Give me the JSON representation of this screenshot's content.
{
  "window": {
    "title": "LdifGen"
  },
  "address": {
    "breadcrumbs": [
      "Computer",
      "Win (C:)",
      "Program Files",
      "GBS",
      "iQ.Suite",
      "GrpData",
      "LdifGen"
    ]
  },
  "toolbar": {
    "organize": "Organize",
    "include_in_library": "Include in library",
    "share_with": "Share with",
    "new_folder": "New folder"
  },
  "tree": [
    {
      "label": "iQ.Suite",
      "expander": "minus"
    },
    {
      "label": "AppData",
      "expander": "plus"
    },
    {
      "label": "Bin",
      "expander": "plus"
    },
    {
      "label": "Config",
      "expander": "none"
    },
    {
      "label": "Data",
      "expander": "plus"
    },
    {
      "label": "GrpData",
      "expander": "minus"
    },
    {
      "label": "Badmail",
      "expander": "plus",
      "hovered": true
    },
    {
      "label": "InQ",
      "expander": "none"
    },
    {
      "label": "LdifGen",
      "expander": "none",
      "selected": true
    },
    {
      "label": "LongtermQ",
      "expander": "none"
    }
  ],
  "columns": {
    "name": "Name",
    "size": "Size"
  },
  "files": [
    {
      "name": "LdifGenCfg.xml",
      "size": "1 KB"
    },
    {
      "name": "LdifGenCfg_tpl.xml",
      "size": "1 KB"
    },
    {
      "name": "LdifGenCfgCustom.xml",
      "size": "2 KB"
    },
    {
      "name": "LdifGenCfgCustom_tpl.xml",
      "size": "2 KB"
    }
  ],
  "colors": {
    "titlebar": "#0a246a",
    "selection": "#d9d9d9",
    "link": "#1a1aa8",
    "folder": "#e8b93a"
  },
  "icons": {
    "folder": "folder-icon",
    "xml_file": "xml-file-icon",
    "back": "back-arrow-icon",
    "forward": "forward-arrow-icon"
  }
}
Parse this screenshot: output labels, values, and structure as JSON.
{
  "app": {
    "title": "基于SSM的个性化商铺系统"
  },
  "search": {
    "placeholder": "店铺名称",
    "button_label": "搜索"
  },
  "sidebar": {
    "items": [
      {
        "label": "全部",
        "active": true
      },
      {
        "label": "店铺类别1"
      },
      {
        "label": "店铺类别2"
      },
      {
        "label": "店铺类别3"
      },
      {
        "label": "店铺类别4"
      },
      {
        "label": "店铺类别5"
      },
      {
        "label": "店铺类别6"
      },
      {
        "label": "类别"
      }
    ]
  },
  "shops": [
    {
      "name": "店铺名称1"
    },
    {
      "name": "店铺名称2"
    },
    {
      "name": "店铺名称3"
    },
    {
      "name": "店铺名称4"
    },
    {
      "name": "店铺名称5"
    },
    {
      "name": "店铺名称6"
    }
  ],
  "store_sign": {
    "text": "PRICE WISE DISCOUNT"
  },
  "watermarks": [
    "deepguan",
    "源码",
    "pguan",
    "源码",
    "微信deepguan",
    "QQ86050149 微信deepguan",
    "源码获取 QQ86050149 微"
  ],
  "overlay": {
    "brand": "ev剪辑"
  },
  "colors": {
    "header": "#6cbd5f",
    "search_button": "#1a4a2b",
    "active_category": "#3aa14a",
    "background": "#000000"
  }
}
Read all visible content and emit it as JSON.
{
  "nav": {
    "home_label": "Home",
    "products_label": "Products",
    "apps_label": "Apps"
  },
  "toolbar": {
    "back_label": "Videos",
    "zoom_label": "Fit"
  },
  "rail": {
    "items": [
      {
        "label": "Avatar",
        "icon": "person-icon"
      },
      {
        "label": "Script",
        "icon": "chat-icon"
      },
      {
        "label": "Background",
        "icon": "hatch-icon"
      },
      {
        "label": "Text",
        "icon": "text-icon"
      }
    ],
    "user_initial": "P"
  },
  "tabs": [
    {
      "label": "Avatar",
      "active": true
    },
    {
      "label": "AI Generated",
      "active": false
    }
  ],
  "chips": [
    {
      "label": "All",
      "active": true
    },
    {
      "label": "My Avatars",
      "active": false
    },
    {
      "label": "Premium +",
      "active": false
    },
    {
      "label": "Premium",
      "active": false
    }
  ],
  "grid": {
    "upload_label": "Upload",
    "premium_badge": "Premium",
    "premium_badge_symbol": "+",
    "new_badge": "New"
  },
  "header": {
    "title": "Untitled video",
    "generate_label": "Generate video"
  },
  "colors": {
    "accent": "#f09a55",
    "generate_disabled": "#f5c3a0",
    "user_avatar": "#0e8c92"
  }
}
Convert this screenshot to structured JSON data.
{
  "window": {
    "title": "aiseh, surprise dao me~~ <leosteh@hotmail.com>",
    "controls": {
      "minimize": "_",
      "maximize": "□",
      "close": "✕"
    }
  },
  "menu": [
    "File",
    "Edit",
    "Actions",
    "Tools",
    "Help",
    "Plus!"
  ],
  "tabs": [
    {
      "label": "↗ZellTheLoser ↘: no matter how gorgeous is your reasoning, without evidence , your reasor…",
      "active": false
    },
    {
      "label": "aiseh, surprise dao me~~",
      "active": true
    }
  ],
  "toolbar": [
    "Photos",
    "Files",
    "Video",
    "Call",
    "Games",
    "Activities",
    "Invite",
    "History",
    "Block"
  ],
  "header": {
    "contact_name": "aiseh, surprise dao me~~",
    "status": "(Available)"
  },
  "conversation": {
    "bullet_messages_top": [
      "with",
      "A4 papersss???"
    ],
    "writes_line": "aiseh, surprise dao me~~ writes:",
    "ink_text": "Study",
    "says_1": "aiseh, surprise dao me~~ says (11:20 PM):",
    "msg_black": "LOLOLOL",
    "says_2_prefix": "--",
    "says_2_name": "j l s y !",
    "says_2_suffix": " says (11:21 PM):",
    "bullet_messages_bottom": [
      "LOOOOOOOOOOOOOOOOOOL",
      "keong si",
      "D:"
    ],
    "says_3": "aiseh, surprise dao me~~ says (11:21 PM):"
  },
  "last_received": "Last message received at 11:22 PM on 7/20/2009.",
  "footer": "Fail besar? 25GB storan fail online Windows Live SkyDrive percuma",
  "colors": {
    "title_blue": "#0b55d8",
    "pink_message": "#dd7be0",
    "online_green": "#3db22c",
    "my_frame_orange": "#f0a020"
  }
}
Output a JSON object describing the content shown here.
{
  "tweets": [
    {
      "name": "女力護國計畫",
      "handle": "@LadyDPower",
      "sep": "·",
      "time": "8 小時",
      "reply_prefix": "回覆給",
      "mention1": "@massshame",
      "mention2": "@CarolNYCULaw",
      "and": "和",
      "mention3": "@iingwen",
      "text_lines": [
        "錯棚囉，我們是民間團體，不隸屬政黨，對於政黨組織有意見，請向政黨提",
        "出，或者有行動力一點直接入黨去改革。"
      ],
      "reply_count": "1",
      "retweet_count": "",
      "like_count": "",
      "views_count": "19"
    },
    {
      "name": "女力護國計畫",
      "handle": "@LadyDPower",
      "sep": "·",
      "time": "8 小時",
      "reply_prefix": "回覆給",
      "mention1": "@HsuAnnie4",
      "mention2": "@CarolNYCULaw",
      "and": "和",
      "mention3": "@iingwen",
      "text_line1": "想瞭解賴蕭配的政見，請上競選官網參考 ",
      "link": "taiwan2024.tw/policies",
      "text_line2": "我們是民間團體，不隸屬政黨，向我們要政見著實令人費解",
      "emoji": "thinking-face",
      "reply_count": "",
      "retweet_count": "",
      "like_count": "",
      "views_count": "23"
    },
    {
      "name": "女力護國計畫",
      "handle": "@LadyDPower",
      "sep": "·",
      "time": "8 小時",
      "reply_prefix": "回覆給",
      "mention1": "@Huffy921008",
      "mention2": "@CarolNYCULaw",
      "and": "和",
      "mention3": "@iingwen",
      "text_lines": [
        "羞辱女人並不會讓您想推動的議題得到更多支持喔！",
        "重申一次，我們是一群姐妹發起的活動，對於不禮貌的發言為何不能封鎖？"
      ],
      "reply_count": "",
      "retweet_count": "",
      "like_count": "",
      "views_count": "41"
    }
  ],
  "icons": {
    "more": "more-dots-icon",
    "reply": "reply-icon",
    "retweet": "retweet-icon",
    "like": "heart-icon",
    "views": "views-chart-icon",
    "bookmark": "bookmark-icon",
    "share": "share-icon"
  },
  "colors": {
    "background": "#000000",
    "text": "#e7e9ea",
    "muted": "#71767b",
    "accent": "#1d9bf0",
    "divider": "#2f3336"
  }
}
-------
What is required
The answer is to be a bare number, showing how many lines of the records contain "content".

Response to the exercise
3